Records from a dataset
☆ ☆ ☆ ☆ ☆

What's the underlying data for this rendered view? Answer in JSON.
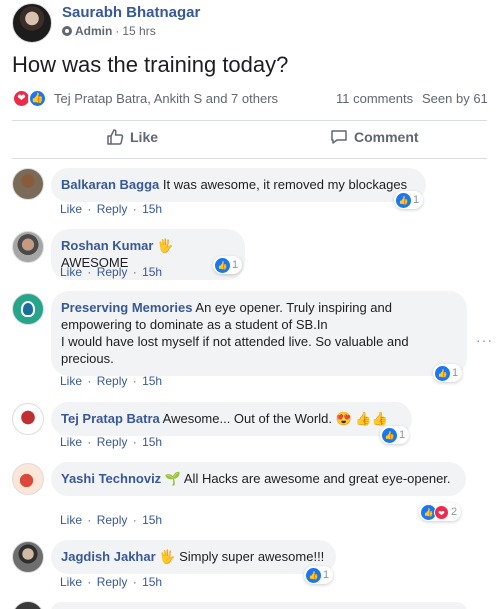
{
  "post": {
    "author": "Saurabh Bhatnagar",
    "role": "Admin",
    "time": "15 hrs",
    "meta_sep": "·",
    "text": "How was the training today?",
    "reactors": "Tej Pratap Batra, Ankith S and 7 others",
    "comments_count": "11 comments",
    "seen_by": "Seen by 61",
    "like_label": "Like",
    "comment_label": "Comment"
  },
  "comment_actions": {
    "like": "Like",
    "reply": "Reply",
    "sep": "·"
  },
  "comments": [
    {
      "name": "Balkaran Bagga",
      "text": " It was awesome, it removed my blockages",
      "time": "15h",
      "reactions": "1"
    },
    {
      "name": "Roshan Kumar",
      "text": " 🖐 AWESOME",
      "time": "15h",
      "reactions": "1"
    },
    {
      "name": "Preserving Memories",
      "text": " An eye opener. Truly inspiring and empowering to dominate as a student of SB.In\nI would have lost myself if not attended live. So valuable and precious.",
      "time": "15h",
      "reactions": "1"
    },
    {
      "name": "Tej Pratap Batra",
      "text": " Awesome... Out of the World. 😍 👍👍",
      "time": "15h",
      "reactions": "1"
    },
    {
      "name": "Yashi Technoviz",
      "text": " 🌱 All Hacks are awesome and great eye-opener.",
      "time": "15h",
      "reactions": "2"
    },
    {
      "name": "Jagdish Jakhar",
      "text": " 🖐 Simply super awesome!!!",
      "time": "15h",
      "reactions": "1"
    }
  ],
  "more_icon": "···",
  "colors": {
    "link": "#385898",
    "like_blue": "#1877f2",
    "love_red": "#f0284a",
    "bubble": "#f2f3f5"
  }
}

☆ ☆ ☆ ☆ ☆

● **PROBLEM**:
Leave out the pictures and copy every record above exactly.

● **ANSWER BOX**:
What's the underlying data for this rendered view? Answer in JSON.
{
  "post": {
    "author": "Saurabh Bhatnagar",
    "role": "Admin",
    "time": "15 hrs",
    "meta_sep": "·",
    "text": "How was the training today?",
    "reactors": "Tej Pratap Batra, Ankith S and 7 others",
    "comments_count": "11 comments",
    "seen_by": "Seen by 61",
    "like_label": "Like",
    "comment_label": "Comment"
  },
  "comment_actions": {
    "like": "Like",
    "reply": "Reply",
    "sep": "·"
  },
  "comments": [
    {
      "name": "Balkaran Bagga",
      "text": " It was awesome, it removed my blockages",
      "time": "15h",
      "reactions": "1"
    },
    {
      "name": "Roshan Kumar",
      "text": " 🖐 AWESOME",
      "time": "15h",
      "reactions": "1"
    },
    {
      "name": "Preserving Memories",
      "text": " An eye opener. Truly inspiring and empowering to dominate as a student of SB.In\nI would have lost myself if not attended live. So valuable and precious.",
      "time": "15h",
      "reactions": "1"
    },
    {
      "name": "Tej Pratap Batra",
      "text": " Awesome... Out of the World. 😍 👍👍",
      "time": "15h",
      "reactions": "1"
    },
    {
      "name": "Yashi Technoviz",
      "text": " 🌱 All Hacks are awesome and great eye-opener.",
      "time": "15h",
      "reactions": "2"
    },
    {
      "name": "Jagdish Jakhar",
      "text": " 🖐 Simply super awesome!!!",
      "time": "15h",
      "reactions": "1"
    }
  ],
  "more_icon": "···",
  "colors": {
    "link": "#385898",
    "like_blue": "#1877f2",
    "love_red": "#f0284a",
    "bubble": "#f2f3f5"
  }
}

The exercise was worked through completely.